Adaptation Grade: D-
ROWAN: It’s as if she’s not human.
There are some books that are just inexplicably out of print, and this is one of them. For Anna and the Infinite Power to be unavailable to a new generation of readers is a travesty; it would be like time traveling to thirty years from now only to discover that The Hunger Games is no longer available. Wrong, wrong, wrong.
While I have long been a lover of this story, however, what I did not manage to do was track down the 1983 movie based on Mildred Ames’s groundbreaking, forward-thinking 1981 novel. I knew little about it, actually, except that it is considered something of a cult favorite amongst HBO viewers of a certain age. But I recently discovered that Anna to the Infinite Power was finally released on DVD for the first time back in 2011, and was therefore eager to give it a try. Too eager, as it turns out.
What a boring movie.
Oh, it’s not that the themes are not still there, and not still marvelous. Our eponymous Anna (Martha Byrne) is still a precocious child genius with a driven scientist mother (Dina Merrill), and a by turns obnoxious and helpful older brother (Mark Patton). She still encounters the infuriating yet softening influence of teacher Michaela Dupont (Donna Mitchell), still discovers that she has a doppelgänger — also named Anna — and still learns that she is not her parent’s natural child but one of several clones of a brilliant, yet flawed, physicist who, at the time of her death, had been on the brink of a staggering breakthrough. Young Anna’s gradual development into a pleasant young girl remains intact, and in fact the majority of the film — except for the ending, which I will get to in a second — remains substantively (if not exactly) faithful to its source material.
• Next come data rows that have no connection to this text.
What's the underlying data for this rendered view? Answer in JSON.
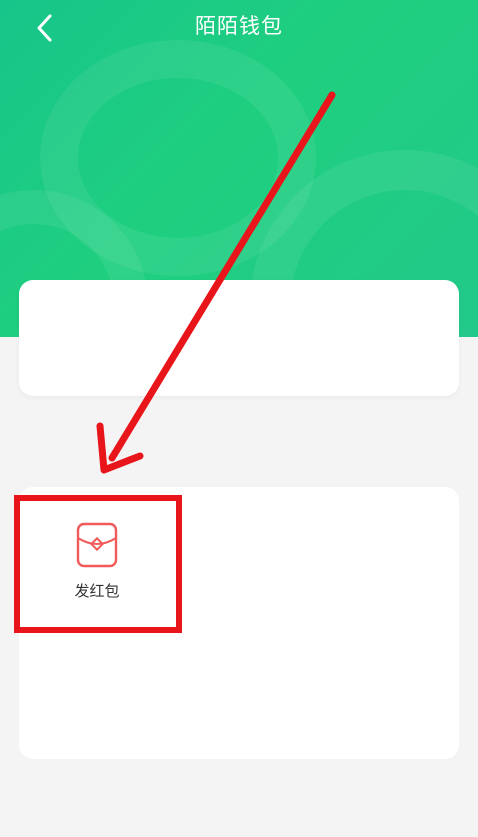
{
  "header": {
    "title": "陌陌钱包",
    "back_icon": "chevron-left-icon"
  },
  "colors": {
    "header_green": "#1fcf7f",
    "page_bg": "#f4f4f4",
    "annotation_red": "#e8151b",
    "icon_red": "#f05a5a"
  },
  "main_card": {
    "items": [
      {
        "label": "发红包",
        "icon": "red-packet-icon"
      }
    ]
  },
  "annotations": {
    "arrow": "red-arrow",
    "highlight": "red-highlight-box"
  }
}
About any of this, I have no complaints.
But as for the way the movie is filmed… oh, yes, complaints aplenty.
Now, it is true that this movie was made in 1983, was an independent production filmed with the corresponding small budget and is naturally inflicted with the direful sense of fashion that prevailed in that most trying of stylistic decades. But… still. For reference, some other movies released in 1983 include Mr. Mom, Valley Girl and the John Travolta/Olivia Newton-John reteam that was Two of a Kind, and each of those fares way better now than Anna to the Infinite Power. Hell, even Australian “classic” BMX Bandits (starring a very frizzy-haired Nicole Kidman; track it down if you dare) has better stood the test of time, and I would never have even thought that possible.
How anyone managed to make the compelling story of cloned genius Anna so deathly dull I will never know.
Kudos must be given on three fronts, however. First, there is the superlative acting of Martha Byrne; she is Anna, and could not possibly be bettered in the role. Second, a major plot point surrounding the composing and playing of a song named “Reverie” is handled delightfully, with a truly haunting and utterly exquisite piece of music — composed for the film by Paul Baillargeon — given unto us (and, now, my iPod). And third is in the ending… hoo boy, that ending. Clever, clever, clever.
If I ever had one complaint about the novel it is in its truly downer conclusion, where we are given to understand that all is truly lost, the bad guys have won and our Anna, so close to freedom, has had it all ripped away. True, this non-Happily Ever After was something of a revelation in YA fiction at the time (and, indeed, since), but despite its undoubted coolness factor, it was still highly, heart-breakingly annoying. The movie cleverly dances around this by giving us one thing the novel didn’t: hope. Merely by cutting things off a little early, and leaving Anna’s future open and ambiguous. Normally, I would probably despise such an ending, but considering what I know to be the alternative, I am enormously impressed by this judicious piece of editing.
Those three mitigating factors aside (and a fourth, I guess, being the largely authentic rendition of the story already mentioned), Anna to the Infinite Power is nevertheless a movie I cannot recommend at all. For a truly clever exploration of human cloning and its potential costs and benefits, by all means track down the original novel, if you can. But as for the overexposed, badly framed and utterly charmless movie: give it a miss.
But do listen to “Reverie”. It really is quite lovely.
Science Fiction | PG | 101 minutes
Based on the book by Mildred Ames
Written by Robert Wiemer | Directed by Robert Wiemer
Starring Martha Byrne, Dina Merrill, Donna Mitchell, Mark Patton